TASK INSTRUCTIONS: Scan the data below for the string "subtitle". Copy every line where it appears.

DATA RECORDS:
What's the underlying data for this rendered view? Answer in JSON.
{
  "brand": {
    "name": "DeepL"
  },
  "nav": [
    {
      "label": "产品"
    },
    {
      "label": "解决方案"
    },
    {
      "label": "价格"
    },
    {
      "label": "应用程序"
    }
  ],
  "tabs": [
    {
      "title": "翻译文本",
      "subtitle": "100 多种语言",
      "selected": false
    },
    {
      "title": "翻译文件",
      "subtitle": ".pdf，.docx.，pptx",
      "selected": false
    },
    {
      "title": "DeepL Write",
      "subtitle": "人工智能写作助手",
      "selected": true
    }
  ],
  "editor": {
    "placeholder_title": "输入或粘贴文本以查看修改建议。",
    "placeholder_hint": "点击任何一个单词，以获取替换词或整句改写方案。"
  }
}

OUTPUT BELOW:
      "subtitle": "100 多种语言",
      "subtitle": ".pdf，.docx.，pptx",
      "subtitle": "人工智能写作助手",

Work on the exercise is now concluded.